[Opening TASK INPUTS section]

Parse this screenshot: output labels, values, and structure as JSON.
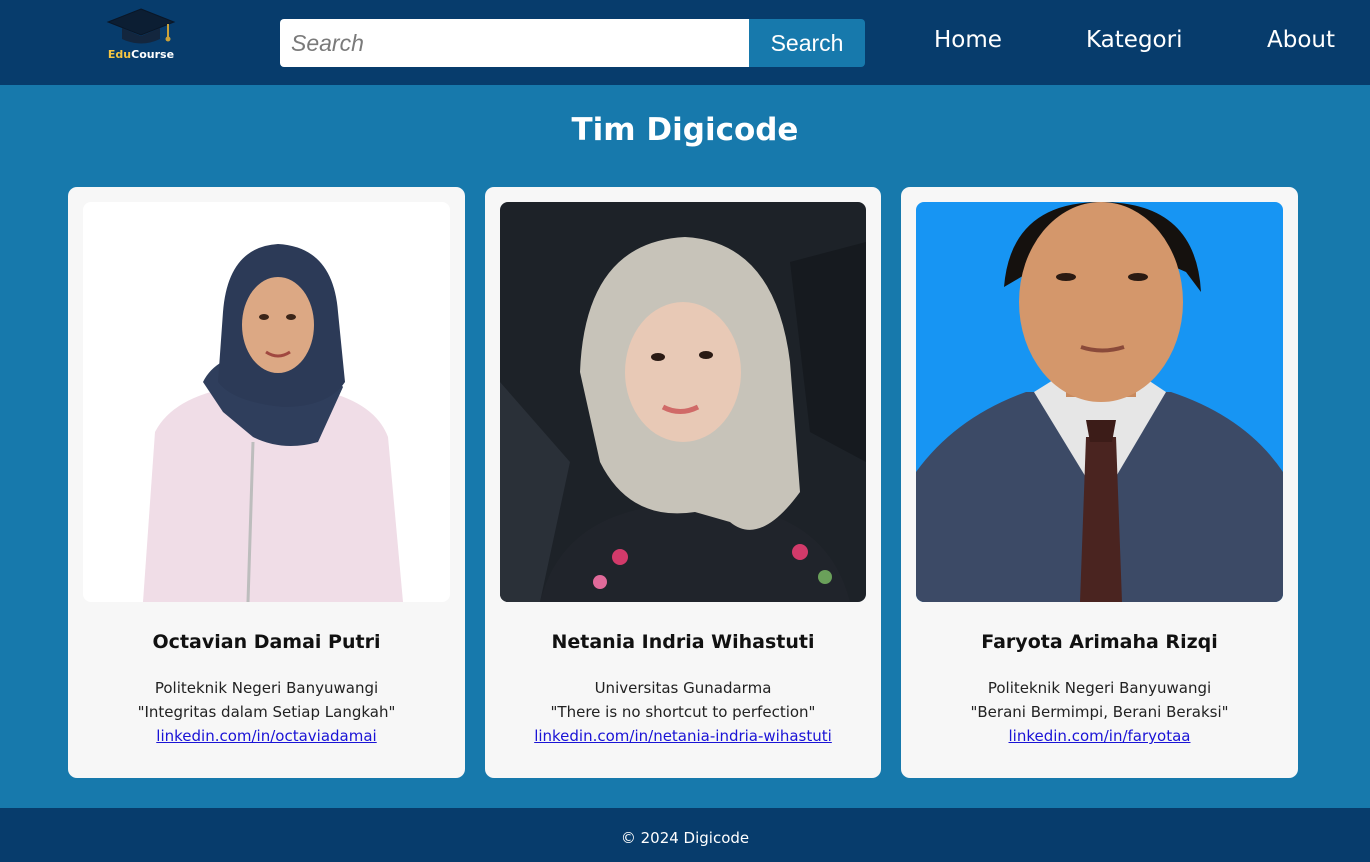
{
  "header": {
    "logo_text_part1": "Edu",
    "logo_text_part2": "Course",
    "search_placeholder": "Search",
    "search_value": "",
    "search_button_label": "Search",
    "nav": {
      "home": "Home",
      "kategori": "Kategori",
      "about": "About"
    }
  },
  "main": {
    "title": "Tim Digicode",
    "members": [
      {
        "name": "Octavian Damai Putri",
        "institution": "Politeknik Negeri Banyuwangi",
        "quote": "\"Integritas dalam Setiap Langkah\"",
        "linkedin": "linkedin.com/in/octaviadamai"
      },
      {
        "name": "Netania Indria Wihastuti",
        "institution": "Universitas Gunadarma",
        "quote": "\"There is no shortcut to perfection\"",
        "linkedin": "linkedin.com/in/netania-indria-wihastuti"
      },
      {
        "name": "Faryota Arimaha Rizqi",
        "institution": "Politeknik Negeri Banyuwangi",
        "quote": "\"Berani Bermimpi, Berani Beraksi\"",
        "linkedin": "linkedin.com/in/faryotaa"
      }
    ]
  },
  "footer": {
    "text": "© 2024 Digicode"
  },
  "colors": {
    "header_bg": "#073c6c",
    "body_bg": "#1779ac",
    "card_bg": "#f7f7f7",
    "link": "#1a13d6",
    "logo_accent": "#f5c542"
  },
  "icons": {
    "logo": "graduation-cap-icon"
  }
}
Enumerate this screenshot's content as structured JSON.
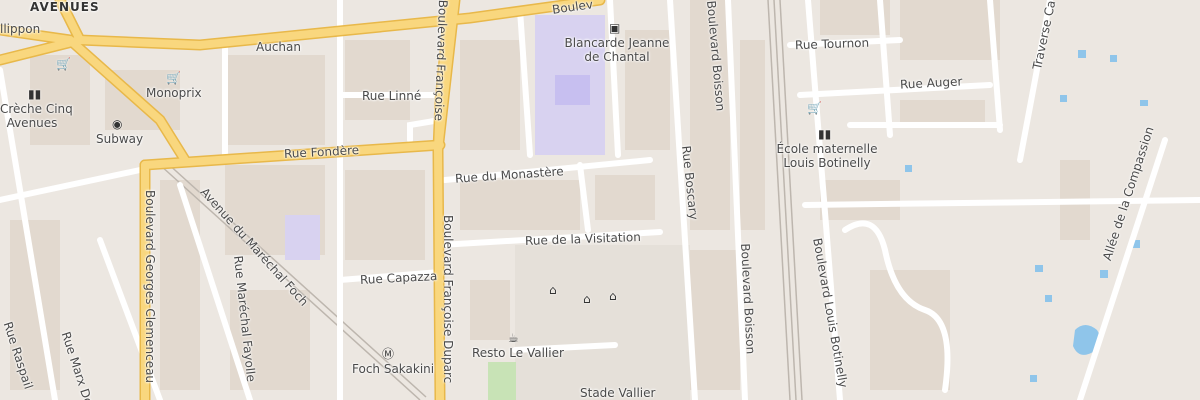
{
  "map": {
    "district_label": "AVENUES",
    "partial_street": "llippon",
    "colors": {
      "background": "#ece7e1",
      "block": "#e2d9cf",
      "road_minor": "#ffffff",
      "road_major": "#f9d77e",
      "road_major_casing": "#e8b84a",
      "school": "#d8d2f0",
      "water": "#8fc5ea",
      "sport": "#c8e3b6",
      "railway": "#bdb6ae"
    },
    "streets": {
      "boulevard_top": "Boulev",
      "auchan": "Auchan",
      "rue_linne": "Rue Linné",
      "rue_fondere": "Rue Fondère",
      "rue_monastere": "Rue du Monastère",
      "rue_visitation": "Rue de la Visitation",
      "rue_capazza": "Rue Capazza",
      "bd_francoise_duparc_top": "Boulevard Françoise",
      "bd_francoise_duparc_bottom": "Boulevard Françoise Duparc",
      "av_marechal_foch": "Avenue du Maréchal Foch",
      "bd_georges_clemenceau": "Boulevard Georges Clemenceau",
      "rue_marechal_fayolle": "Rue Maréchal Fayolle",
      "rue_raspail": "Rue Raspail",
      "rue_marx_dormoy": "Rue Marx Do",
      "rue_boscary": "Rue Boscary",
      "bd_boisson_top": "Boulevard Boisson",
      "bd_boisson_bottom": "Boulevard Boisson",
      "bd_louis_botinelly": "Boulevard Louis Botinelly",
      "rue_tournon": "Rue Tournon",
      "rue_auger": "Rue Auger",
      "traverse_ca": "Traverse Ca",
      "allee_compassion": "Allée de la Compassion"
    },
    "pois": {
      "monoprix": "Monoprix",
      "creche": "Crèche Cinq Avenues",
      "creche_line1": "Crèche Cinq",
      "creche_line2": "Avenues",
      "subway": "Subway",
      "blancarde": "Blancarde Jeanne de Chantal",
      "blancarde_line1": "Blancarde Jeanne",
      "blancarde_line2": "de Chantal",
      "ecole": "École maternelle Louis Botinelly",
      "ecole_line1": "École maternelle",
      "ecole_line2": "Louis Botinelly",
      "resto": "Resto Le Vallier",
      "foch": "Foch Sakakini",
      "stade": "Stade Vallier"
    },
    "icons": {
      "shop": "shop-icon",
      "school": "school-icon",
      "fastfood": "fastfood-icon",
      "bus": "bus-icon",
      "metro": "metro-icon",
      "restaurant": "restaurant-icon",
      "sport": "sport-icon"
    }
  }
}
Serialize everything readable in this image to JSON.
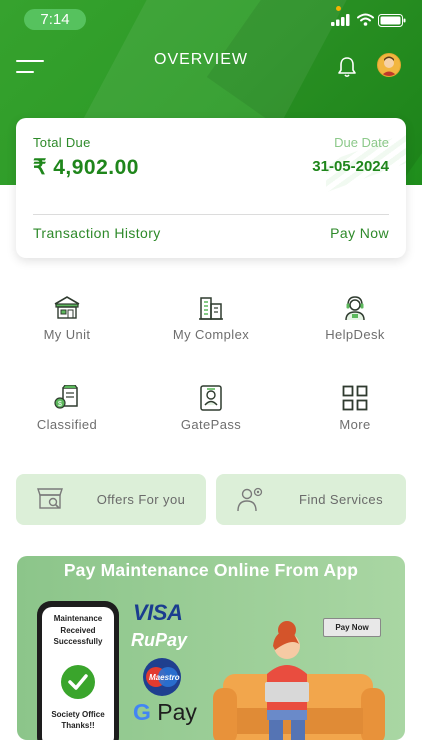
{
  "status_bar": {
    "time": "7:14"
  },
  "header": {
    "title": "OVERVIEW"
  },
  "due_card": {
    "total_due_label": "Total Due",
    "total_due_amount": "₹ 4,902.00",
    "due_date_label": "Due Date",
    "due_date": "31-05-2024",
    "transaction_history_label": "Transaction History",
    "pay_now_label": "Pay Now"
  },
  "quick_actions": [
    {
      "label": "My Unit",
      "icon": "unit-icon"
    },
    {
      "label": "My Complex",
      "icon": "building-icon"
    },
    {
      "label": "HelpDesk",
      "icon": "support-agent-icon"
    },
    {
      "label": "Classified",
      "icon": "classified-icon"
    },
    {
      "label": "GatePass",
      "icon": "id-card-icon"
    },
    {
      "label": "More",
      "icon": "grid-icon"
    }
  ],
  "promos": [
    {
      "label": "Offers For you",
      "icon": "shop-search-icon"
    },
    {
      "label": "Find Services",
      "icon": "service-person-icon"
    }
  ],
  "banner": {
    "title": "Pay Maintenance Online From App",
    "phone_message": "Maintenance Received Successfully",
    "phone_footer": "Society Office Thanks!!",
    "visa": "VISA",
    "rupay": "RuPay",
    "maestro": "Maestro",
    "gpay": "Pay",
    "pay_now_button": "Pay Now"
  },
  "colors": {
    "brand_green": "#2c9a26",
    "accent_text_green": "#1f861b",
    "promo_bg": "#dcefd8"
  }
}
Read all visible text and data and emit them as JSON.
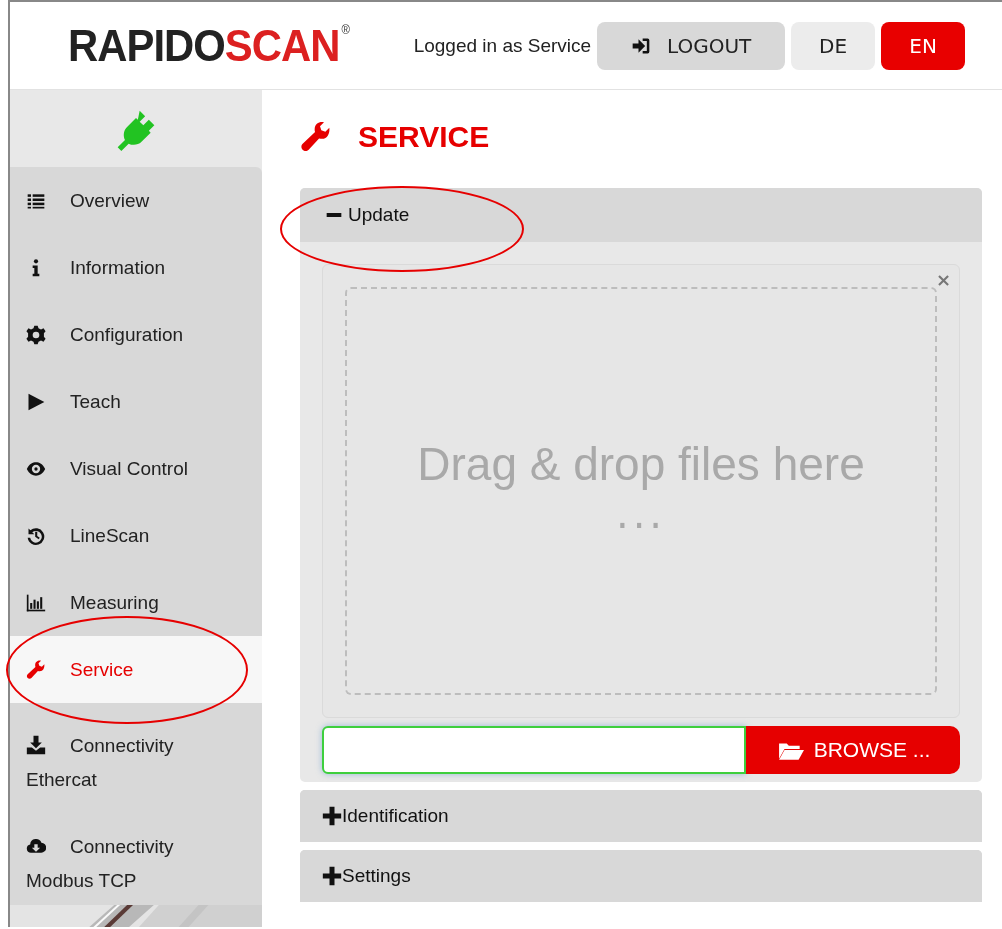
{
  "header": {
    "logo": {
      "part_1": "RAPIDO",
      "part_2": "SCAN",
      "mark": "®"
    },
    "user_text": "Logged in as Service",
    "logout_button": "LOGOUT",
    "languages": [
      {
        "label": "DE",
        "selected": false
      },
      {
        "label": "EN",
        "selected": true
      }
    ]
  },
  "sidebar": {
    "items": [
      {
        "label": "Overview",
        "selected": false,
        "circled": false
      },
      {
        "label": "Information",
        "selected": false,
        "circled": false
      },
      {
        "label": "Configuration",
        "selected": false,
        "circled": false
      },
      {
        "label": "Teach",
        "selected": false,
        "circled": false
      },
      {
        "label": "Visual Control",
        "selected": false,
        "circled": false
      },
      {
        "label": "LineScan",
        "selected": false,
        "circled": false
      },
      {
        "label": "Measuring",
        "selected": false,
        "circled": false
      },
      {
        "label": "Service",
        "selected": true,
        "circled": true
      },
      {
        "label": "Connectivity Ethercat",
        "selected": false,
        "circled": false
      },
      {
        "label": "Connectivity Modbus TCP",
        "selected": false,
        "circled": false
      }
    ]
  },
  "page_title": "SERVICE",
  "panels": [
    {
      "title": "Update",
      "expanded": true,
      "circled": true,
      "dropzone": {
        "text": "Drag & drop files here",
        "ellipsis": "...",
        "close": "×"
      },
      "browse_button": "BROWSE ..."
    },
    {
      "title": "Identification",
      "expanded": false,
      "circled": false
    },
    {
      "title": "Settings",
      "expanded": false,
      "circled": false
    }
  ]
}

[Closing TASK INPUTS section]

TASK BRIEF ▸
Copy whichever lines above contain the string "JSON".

RESULT BELOW ▸
Parse this screenshot: output labels, values, and structure as JSON.
Enumerate this screenshot's content as structured JSON.
Serialize everything readable in this image to JSON.
Read all visible text and data and emit them as JSON.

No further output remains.